In 1978 rock critic Dave Marsh famously proclaimed, “Queen isn’t here just to entertain. This group has come to make it clear exactly who is superior and who is inferior. Its anthem, “We Will Rock You,” is a marching order: you will not rock us, we will rock you. Indeed, Queen may be the first truly fascist rock band.”


It’s easy to dismiss this critique as the ramblings of a hater who can’t figure out any better way to knock Freddy Mercury and Co. than to misuse a political metaphor; but truth be told, I can’t help but think he has a point.

When I was in 3rd grade, my very bestest friend everr was a little boy who lived a few blocks away from me. He had attention deficit/hyperactivity disorder (…) and despite being heavily medicated at all times, he would—tweak—out—to anything “sports”. He played on every team, clicked away all night on his NBA Nintendo game consul, talked constantly about how Michael Jordan, like, drinks other people’s milkshakes, and most memorably blasted his “Jock Rock” CDs every morning when we carpooled to school (needless to say, our friendship was doomed).

Jock Rock compilations consist of a selection of songs played at sports games to lubricate the audiences’ transition from normal human beings to foaming-at-the-mouth lunatics compelled to wail something to the effect of, “[home team] is going to fucking MURDER [rival team] so hard they’ll beg for the comforts of hell’s eternal flames! Yaaaaarrrgggg!”

I’d say there are about 50 stock songs you’ll hear played at games for this purpose and any combination of 12 or so have a shot at making the next Jock Rock volume. But it must be noted that Jock Rock just isn’t Jock Rock without at least one offering per comp from the genre-defining tunes of Queen.

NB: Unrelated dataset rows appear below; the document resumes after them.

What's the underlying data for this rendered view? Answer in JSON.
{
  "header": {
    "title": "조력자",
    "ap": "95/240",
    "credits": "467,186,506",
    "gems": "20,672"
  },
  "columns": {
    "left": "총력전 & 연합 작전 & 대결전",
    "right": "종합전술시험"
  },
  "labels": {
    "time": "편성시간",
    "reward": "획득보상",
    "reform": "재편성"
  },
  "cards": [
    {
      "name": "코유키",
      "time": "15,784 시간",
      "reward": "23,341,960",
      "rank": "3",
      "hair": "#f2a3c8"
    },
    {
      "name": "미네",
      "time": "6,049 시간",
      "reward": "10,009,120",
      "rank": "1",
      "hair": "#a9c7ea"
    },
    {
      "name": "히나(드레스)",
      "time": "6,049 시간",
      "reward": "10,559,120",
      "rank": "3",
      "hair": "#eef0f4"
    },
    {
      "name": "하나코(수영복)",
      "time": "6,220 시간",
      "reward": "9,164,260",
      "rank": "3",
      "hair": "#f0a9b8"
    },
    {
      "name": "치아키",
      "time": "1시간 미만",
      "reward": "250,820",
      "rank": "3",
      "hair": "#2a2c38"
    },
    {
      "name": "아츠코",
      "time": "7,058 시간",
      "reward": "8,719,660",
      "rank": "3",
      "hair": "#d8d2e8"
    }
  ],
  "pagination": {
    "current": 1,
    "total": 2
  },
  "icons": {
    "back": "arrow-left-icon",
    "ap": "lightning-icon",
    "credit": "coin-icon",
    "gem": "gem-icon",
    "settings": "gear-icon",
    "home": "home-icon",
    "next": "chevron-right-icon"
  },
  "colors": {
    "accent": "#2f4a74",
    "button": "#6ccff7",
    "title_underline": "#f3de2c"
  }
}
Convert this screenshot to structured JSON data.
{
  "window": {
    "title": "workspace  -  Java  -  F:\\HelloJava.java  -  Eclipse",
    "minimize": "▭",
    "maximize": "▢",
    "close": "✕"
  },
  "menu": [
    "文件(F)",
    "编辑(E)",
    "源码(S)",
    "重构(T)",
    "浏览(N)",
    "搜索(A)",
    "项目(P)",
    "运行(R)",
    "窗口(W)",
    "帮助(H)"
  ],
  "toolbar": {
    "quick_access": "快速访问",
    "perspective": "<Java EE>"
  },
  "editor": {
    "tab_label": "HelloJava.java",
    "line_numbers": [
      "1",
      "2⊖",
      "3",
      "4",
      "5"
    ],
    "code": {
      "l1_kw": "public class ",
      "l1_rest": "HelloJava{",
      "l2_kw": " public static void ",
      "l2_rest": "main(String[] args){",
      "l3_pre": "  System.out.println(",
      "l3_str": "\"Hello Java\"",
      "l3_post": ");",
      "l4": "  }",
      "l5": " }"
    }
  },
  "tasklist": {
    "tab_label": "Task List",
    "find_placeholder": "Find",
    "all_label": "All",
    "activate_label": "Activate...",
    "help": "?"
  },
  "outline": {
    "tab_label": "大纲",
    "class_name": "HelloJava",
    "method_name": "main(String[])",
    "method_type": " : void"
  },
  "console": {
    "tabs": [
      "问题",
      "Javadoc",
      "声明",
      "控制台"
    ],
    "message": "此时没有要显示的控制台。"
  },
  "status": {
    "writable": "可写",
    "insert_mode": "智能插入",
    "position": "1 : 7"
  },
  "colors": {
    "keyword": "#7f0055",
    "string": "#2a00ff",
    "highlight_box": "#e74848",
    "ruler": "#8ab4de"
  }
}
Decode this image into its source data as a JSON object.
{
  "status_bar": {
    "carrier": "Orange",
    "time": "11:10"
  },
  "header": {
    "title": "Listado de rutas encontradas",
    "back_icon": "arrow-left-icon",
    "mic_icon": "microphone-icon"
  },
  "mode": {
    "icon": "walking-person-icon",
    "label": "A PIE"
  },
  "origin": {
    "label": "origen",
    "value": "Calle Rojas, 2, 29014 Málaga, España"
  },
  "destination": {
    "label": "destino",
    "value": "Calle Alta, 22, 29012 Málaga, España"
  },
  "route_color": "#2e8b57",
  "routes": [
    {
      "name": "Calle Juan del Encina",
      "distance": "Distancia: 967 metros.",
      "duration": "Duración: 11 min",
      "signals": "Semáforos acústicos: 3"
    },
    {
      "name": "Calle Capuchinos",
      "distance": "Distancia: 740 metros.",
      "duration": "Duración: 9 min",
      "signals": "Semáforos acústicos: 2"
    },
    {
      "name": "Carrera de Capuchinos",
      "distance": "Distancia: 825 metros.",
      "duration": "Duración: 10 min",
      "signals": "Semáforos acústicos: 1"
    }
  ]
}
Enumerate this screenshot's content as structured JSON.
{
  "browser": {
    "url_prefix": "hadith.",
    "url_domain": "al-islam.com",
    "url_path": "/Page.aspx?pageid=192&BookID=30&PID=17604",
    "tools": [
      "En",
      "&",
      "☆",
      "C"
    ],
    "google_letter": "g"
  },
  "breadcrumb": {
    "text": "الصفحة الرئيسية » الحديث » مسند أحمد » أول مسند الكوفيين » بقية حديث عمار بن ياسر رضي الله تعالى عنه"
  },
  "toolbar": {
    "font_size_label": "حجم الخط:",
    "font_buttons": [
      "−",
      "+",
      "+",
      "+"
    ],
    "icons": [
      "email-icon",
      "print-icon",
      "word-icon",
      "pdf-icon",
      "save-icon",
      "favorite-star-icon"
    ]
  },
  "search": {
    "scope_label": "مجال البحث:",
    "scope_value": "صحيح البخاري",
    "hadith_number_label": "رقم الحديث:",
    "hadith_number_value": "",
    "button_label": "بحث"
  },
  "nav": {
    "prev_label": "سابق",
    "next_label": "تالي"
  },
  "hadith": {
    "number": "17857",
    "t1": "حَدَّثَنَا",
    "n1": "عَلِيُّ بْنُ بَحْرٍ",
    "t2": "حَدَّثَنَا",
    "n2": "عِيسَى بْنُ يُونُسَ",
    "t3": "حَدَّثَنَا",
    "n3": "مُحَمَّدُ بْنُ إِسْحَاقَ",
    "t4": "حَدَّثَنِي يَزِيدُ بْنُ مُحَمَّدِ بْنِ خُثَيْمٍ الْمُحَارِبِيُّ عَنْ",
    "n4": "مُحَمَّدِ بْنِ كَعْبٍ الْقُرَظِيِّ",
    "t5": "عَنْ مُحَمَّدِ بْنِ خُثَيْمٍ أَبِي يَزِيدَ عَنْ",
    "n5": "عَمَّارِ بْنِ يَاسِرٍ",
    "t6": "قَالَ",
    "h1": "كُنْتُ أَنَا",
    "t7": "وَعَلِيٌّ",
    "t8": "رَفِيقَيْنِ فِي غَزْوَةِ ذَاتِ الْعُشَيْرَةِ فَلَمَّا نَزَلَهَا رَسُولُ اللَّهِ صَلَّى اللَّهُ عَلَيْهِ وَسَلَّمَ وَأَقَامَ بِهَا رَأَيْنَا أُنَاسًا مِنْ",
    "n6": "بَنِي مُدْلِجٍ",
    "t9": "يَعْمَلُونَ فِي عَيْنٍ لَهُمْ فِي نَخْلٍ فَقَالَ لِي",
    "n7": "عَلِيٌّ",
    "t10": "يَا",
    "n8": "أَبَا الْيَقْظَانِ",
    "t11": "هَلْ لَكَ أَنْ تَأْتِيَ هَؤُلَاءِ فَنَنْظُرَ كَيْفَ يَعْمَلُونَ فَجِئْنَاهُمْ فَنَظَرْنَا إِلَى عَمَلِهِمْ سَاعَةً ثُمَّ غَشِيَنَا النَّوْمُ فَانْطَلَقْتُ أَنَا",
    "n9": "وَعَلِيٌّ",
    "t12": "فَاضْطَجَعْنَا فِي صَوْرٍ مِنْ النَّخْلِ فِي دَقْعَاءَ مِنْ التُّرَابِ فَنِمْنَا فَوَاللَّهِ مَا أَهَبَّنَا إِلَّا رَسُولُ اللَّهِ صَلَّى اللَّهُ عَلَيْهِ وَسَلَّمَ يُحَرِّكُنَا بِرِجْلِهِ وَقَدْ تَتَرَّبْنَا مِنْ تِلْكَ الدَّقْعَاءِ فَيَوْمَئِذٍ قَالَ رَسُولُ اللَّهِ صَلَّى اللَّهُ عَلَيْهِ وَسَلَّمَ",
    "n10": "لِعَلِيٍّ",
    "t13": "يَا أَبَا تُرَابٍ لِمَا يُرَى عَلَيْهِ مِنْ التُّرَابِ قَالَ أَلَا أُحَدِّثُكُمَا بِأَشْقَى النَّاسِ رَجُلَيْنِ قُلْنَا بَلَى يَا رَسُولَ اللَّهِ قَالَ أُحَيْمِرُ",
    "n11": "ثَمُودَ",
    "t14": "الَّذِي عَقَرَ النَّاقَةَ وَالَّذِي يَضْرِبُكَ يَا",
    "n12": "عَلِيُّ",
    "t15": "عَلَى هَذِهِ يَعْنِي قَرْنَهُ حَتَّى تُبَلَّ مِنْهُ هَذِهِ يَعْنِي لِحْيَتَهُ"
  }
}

As Dave Marsh aptly observes, “the only thing Queen does better than anyone else is express contempt”.

And he’s absolutely right. Consider:

[Translation to all of the above: “You suck. I rule. Eat it.”]

Dave Marsh would add Let Me Entertain You to this rubric, and I’d even suggest the operatic Bohemian Rhapsody’s head-banger finale surrenders to masculinity as usual.

I thought it was hilarious when I first realized that the ultimate sonic expression of brutish he-man athletics was set to the soundtrack of Queen: queer group extraordinaire. And yet the more I think about it, the more I realize how natural this union may be.

Most of us buy into a vague mythology that queer men are feminized and thus women’s allies, but given any serious consideration, this assumption doesn’t stand. Some of the worst misogyny I’ve ever experienced has been from queer men, who often don’t think the rules apply to them. It’s true that queer men face oppression themselves, but they are still men and quite susceptible to the unfortunate phenomenon of “displaced abjection” upon the ever-present target: women.

Just because the front man of Queen was openly gay obviously doesn’t negate Queen’s stadium-rock status, but I’d even take it farther and proclaim Queen is one of the more “masculinist” bands in pop history. They court traditionally male aggression and return again and again to the eroticized theme of total domination.

I am aware that not all sports fans are drooling war-mongers with hard-ons (nor am I suggesting that women aren’t capable of aggressive impulse), but I exaggerate mainstream stereotypes in order to highlight the strange cultural tension between the gay-icon status of Freddy Mercury, and that of “Queen” who churns out fodder for hetero-masculinity like chili-fries night at Hooters.

Even in the controversial video for I Want to Break Free, Mercury and the boys start off positioning themselves as housewives, supposedly acting in solidarity with plighted middle-class white women. And yet, in the centerpiece of the video background men and women appear as Tiller girls circa 1920, forming a mass ornament to be utilized (read: objectified) for not only aesthetic purposes, but as Mercury’s mechanized platform for his extravagant self-display.

That’s not to say feminism can’t get use any of the materials Queen provides for its purposes. In fact, Freddy Mercury’s iconic status as an out androgynous HIV+ gay man is all the more significant given his singular talent for expressing stereotypically hetero war cries. Here is a space where the even the homophobic straight can connect emotionally to the art of a queer man in sharing masculine thrills whereby the myth of the “sissy” or “fairy” homosexual man is (at least momentarily) dispelled.

That said, the favors to women are few. Beyond complicating sexual essentialism, Mercury’s “gender-fucking” fucks over women who remain more or less on the losing end of the cultural mainstays Mercury champions.

Homophobia, of course, can be seen as another form of misogyny mobilized by the “sissy” myth. If Mercury’s “transcending masculinity” is bought-in-full by the straight male community, the logical bonding mechanism that follows (within the same race and class) is to rejoice in the shared privileges of patriarchy.

This nightmare scenario aside, the banal fact remains that the queer-status of Queen is either not thought about or rationalized away by their homophobic fans. Le sigh.

Well, whatevs. Let’s put all this crap aside and enjoy a good old fashioned head-bang in the car, stomp our feet in the stadium, and raise our lighters in tribute to the arena rock’s King: Queen.

Happiness is: